By Karolin Schaps and Amanda Cooper
LONDON (Reuters) - Oil prices jumped more than 8 percent on Wednesday to a five-week high as some of the world's largest oil producers agreed to curb oil output for the first time since 2008 in a last-ditch bid to support prices.
Brent crude futures for delivery in January were up $3.86, or 8.3 percent, at $50.214 a barrel by 1405 GMT, recovering from a drop of nearly 4 percent on Tuesday and on course for their biggest one-day move in nine months. Brent crude for delivery in February was up $3.94 at $51.26 a barrel.
U.S. West Texas Intermediate (WTI) crude futures were $3.66 higher at $48.89 a barrel, a one-week high.
The Organization of the Petroleum Exporting Countries has agreed its first output limiting deal in eight years, an OPEC source told Reuters as the debates continued in Vienna on the exact size of each member's cuts.
Key OPEC member Saudi Arabia said it was prepared to accept "a big hit" on its own production and agree to arch-rival Iran freezing output at pre-sanctions levels.
A preliminary agreement struck in Algiers in September set an output cap at around 32.5-33 million barrels per day compared with the current 33.64 million bpd.
Before Wednesday's meeting, Saudi Energy Minister Khalid al-Falih said OPEC was indeed focusing on reducing output to a ceiling of 32.5 million bpd and hoped Russia and other non-OPEC producers would contribute a cut of another 0.6 million bpd.
"The extent of the (price) move shows no one wants to miss the boat. There must be a general consensus that there will be a cut, whether it's going to be bullish, I don't know, but it's the domino effect," PVM Oil Associates analyst Tamas Varga said.
Traders said markets were jittery and prices could swing sharply in either direction depending on developments in Vienna.

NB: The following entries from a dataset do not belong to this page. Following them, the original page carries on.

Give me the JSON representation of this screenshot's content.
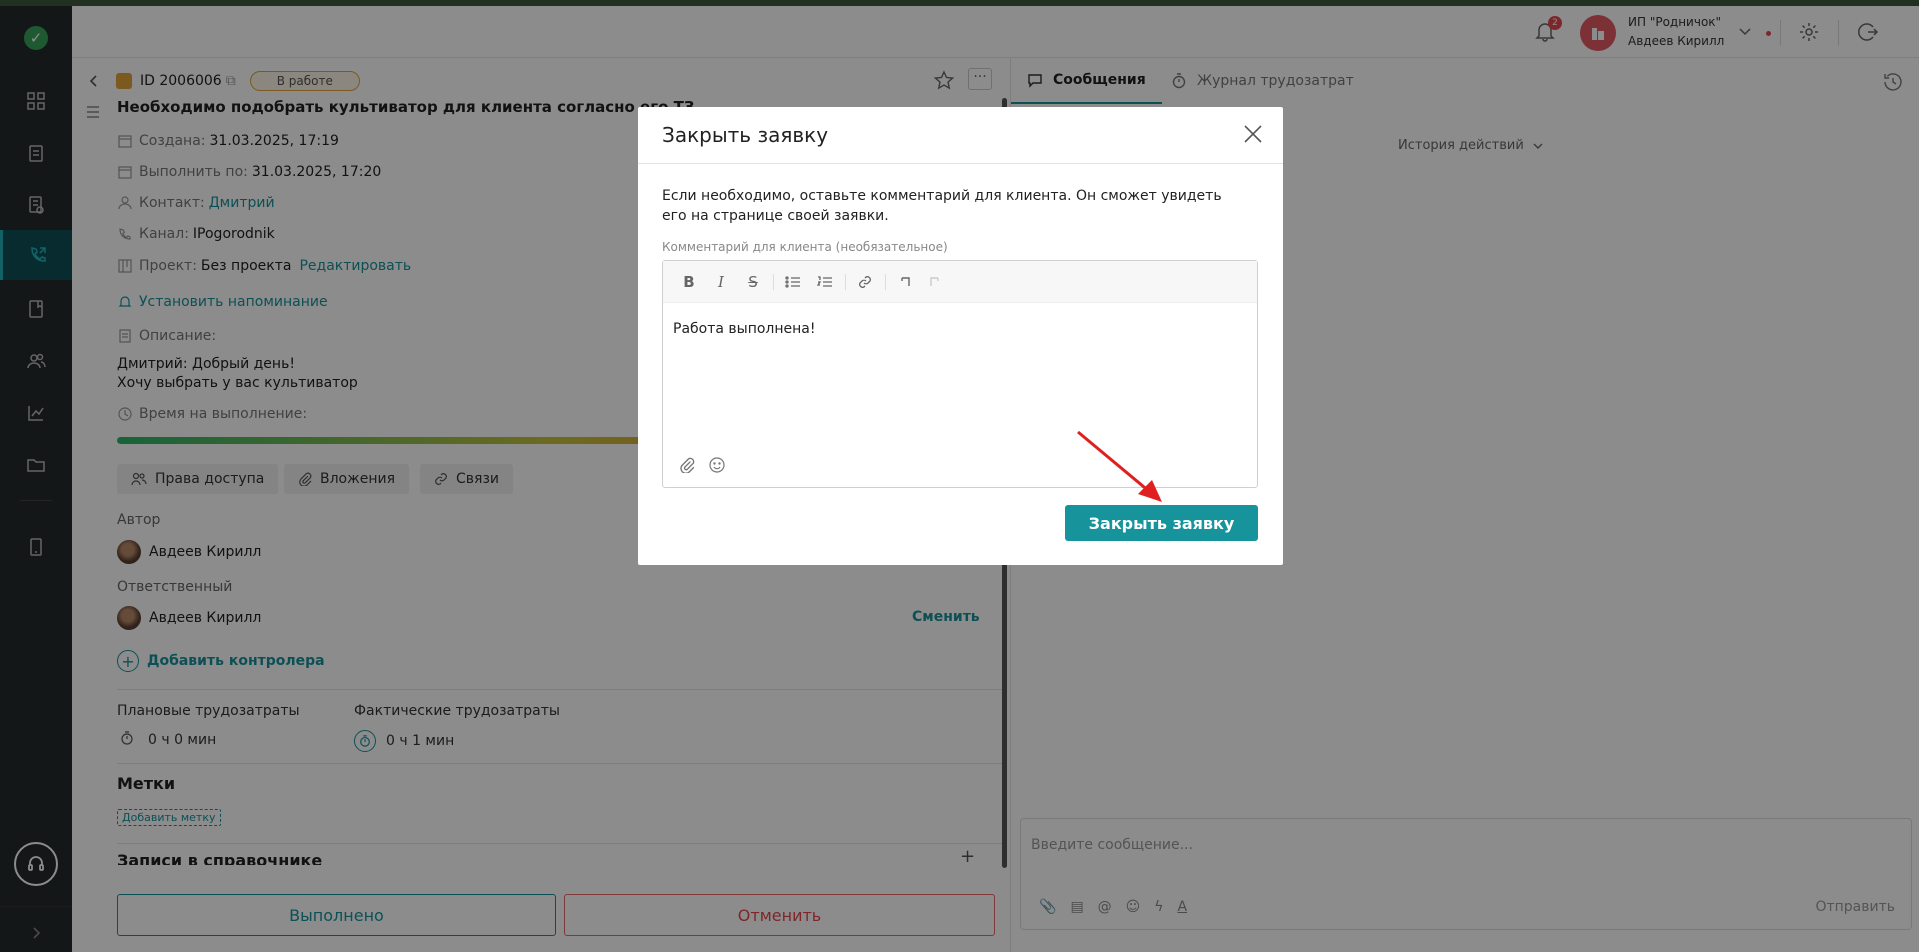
{
  "header": {
    "notifications_count": "2",
    "org_name": "ИП \"Родничок\"",
    "user_name": "Авдеев Кирилл"
  },
  "task": {
    "id": "ID 2006006",
    "status": "В работе",
    "title": "Необходимо подобрать культиватор для клиента согласно его ТЗ",
    "created_label": "Создана:",
    "created_value": "31.03.2025, 17:19",
    "due_label": "Выполнить по:",
    "due_value": "31.03.2025, 17:20",
    "contact_label": "Контакт:",
    "contact_value": "Дмитрий",
    "channel_label": "Канал:",
    "channel_value": "IPogorodnik",
    "project_label": "Проект:",
    "project_value": "Без проекта",
    "project_edit": "Редактировать",
    "reminder": "Установить напоминание",
    "description_label": "Описание:",
    "description_line1": "Дмитрий: Добрый день!",
    "description_line2": "Хочу выбрать у вас культиватор",
    "time_label": "Время на выполнение:",
    "chips": [
      "Права доступа",
      "Вложения",
      "Связи"
    ],
    "author_label": "Автор",
    "author_name": "Авдеев Кирилл",
    "responsible_label": "Ответственный",
    "responsible_name": "Авдеев Кирилл",
    "change_label": "Сменить",
    "add_controller": "Добавить контролера",
    "planned_label": "Плановые трудозатраты",
    "planned_value": "0 ч 0 мин",
    "actual_label": "Фактические трудозатраты",
    "actual_value": "0 ч 1 мин",
    "tags_label": "Метки",
    "add_tag": "Добавить метку",
    "records_label": "Записи в справочнике",
    "done_button": "Выполнено",
    "cancel_button": "Отменить"
  },
  "right_panel": {
    "tab_messages": "Сообщения",
    "tab_timelog": "Журнал трудозатрат",
    "history": "История действий",
    "message_placeholder": "Введите сообщение...",
    "send": "Отправить"
  },
  "modal": {
    "title": "Закрыть заявку",
    "description": "Если необходимо, оставьте комментарий для клиента. Он сможет увидеть его на странице своей заявки.",
    "comment_label": "Комментарий для клиента (необязательное)",
    "comment_text": "Работа выполнена!",
    "submit_button": "Закрыть заявку"
  },
  "colors": {
    "accent": "#17939b",
    "danger": "#e5484d",
    "sidebar": "#252a2c",
    "annotation_arrow": "#e02020"
  }
}
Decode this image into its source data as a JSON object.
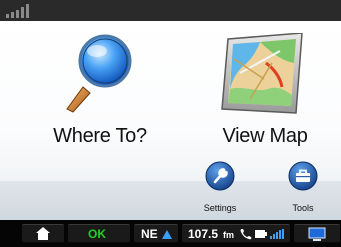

Iran and Iraq have been resisting pressure from Saudi Arabia to curtail production, making it harder for the group to reach an agreement on output cuts.
Analysts at Goldman Sachs, Barclays, and ANZ said oil prices would quickly fall to the low $40s a barrel if OPEC fails to strike a deal to cut output.
(Additional reporting by Henning Gloystein in Singapore; editing by David Clarke and David Evans)
(This story has not been edited by Business Standard staff and is auto-generated from a syndicated feed.)